PHNOM PENH (Cambodia Herald) - The International Labor Organization says Cambodia has reasons to be cheerful as the international community marks World Day Against Child Labor on Tuesday. At the same time, however, a lot more needs to be done.
In a statement, the ILO estimated that 215 million children worldwide were involved in child labor, with more than half associated with its worst forms.
As for Cambodia, around 1.5 million children are involved in child labor and about 310,000 in the worst forms.
"Children concerned should be at school, acquiring skills that prepare them for decent work as adults.
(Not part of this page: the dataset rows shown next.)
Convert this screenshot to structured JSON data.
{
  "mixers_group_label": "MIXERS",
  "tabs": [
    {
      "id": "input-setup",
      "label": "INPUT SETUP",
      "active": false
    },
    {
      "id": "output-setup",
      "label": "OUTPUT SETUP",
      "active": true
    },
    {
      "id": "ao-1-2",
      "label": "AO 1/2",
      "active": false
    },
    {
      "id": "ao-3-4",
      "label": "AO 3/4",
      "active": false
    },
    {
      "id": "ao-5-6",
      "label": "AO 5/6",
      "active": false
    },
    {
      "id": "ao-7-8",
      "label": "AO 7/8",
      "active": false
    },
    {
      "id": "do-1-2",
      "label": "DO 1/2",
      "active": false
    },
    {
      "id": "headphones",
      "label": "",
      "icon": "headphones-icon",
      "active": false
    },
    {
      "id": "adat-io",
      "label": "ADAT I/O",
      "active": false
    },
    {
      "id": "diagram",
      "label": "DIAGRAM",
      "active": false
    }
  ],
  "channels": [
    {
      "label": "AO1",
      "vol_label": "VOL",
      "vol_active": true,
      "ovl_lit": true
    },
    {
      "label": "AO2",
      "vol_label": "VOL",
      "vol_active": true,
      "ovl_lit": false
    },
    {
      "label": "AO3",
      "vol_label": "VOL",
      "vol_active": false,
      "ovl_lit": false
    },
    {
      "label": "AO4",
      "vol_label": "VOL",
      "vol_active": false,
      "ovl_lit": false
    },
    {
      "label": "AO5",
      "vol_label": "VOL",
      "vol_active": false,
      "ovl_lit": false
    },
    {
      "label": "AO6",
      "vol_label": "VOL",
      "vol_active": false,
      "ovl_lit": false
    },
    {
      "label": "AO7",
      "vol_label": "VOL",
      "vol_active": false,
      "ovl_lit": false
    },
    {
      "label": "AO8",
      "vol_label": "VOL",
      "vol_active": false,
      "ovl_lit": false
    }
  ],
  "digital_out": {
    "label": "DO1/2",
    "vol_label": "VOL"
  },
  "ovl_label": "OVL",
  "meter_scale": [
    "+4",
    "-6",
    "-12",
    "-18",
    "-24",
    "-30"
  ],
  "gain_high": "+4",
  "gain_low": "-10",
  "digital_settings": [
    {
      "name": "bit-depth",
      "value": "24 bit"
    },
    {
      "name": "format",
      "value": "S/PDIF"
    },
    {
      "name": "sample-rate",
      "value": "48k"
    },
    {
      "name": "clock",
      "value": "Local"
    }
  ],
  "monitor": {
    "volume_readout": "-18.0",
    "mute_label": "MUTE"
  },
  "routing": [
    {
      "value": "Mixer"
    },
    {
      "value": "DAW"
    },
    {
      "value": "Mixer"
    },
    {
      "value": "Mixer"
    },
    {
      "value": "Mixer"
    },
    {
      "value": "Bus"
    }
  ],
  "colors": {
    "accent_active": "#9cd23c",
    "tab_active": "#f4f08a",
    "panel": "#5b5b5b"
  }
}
By entering the labor market prematurely, they are deprived of this critical education and training that can help to lift them, their families and communities out of a cycle of poverty.
"In its worst forms, child laborers may also be exposed to physical, psychological or moral suffering that can cause long-term damage to their lives."
But "there appears to be a growing realization that Cambodia needs a well-educated young workforce to fuel its economic growth." Moreover, the ILO noted that Prime Minister Hun Sen had signed the first National Plan of Action for the Elimination of the Worst Forms of Child Labor in 2008.
A draft for the second phase from 2013 to 2017 has now been developed and will soon be finalized. "The ILO seeks the commitment of the Royal Government of Cambodia towards the adoption of this Second National Plan of Action, alongside with the allocation of appropriate resources," it said.
The statement also noted that Cambodia was one of the first countries in the region to adopt the ILO goal of ending the Worst Forms of Child Labour by 2016. Today, the country has nine separate ministries, many provinces and the Municipality of Phnom Penh working together to achieve the goal.
"Those steps are beginning to show results. Recent monitoring conducted in Kampot, Kep and Poipet (has) shown very significant declining trends of child labor," the ILO said. "These declining trends give us the hope that the 2016 goal of ending the (worst forms of child labor) can be achieved."
But "a lot more still needs to be done and time is short," it warned, noting that both boy and girls need to receive education up to at least 15 years, when they can start work.
Moreover, action against child labor can be accelerated under a new Social Protection Strategy for the Vulnerable and the Poor which provides cash-transfer schemes, scholarships and public-employment schemes for parents.
The ILO also called for "cross-sectoral initiatives" to identify areas free of child labor, better law enforcement including penalizing those who break the law and allocating adequate government resources to eliminate child labor.